I prefer the beaches less crowded (and free). I can walk for hours and not run out of beach. I collect stuff. It can be anything that catches my eye. Sea glass is a favorite collector’s item, but with the popularity of the sea worn gems, there are little to find on most days.
It is early June. Still cooler than the locals would like and with the promise of sunshine I head out to walk (keeping an open mind and keen eye). My first stop is to Poverty Beach on the south side of the Island near Murray Harbour. It is deserted. It can be accessed by an overgrown lane from the dead end Poverty Beach road. Camera in hand, I wade through long marram grass and soon realize I am indeed the only person on the vast stretch of beach. There is a lot of sea lettuce drying at the water’s edge; leftovers of the winter debris. It is quiet. With barely a ripple on the water I trudge along the deep sand and before long the muscles in my legs are aching.
To my delight, the winter tides had left gigantic pieces of driftwood near the water’s edge. They are beautiful and still laden with seaweed. Like majestic sculptures, they lay wedged in the sand in their organic state; their trunks glassy smooth from tumbling in the ocean. If only I had a truck to lug them home!! But I had to be satisfied with a visit; some pictures and a few beach treasures.
Further down the beach, I found what I most always look for; a heart shaped rock. Still wedged in the sand I gently nudge it out and it is a beautiful smooth grey granite rock. I believe these rocks find me because when I happen upon them, it is always a surprise. I whisper a thank you to the angels or Gods who are responsible for such beauty. Not long after, I happened upon a feather lodged in the sand; maybe fallen from angels’ wings?
My next stop is Panmure Island Beach. This long sandy beach stretches for miles on the south shore and there is a mere scattering of visitors today. I walk for 2 hours. For a while my only companion was a huge crow feasting on sand fleas or the like. He didn’t like that I was following him and soon moved on.
There was a strong south wind and the surf broke on the shore the entire time. I stop along the way to pick up small pieces of driftwood and soon my beach bag was full.

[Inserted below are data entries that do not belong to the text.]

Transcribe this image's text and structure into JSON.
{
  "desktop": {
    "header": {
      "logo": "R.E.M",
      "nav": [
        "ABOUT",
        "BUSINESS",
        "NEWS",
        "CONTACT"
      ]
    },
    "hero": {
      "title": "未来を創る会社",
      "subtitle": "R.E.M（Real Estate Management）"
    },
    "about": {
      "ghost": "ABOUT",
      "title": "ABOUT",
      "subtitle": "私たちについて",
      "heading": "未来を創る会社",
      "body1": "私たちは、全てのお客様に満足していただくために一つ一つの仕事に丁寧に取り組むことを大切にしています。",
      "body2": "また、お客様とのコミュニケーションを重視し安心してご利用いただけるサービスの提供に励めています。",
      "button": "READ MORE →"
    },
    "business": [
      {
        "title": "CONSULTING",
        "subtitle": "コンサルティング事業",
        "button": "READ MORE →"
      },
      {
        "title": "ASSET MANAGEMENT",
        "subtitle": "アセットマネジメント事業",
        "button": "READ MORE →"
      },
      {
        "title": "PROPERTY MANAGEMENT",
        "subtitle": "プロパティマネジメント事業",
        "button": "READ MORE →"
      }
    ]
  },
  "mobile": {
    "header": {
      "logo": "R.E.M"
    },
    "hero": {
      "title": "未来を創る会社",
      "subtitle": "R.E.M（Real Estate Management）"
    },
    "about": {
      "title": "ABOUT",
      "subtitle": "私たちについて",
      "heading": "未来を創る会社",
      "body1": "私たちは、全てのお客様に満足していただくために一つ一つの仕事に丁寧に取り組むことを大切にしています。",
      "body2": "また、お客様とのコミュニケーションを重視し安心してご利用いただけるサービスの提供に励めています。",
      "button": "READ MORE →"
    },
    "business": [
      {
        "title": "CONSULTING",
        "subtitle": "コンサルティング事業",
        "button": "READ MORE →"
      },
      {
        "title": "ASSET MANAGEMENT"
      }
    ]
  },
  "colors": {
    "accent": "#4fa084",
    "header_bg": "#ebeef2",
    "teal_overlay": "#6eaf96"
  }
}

Careful to avoid the area marked off for the Piping Plovers, I stayed close to the water’s edge. The signs were posted although I did not see any of the cute little birds. Maybe it is still too early.
Welcome to my Island paradise. I hope you enjoyed the stroll with me!!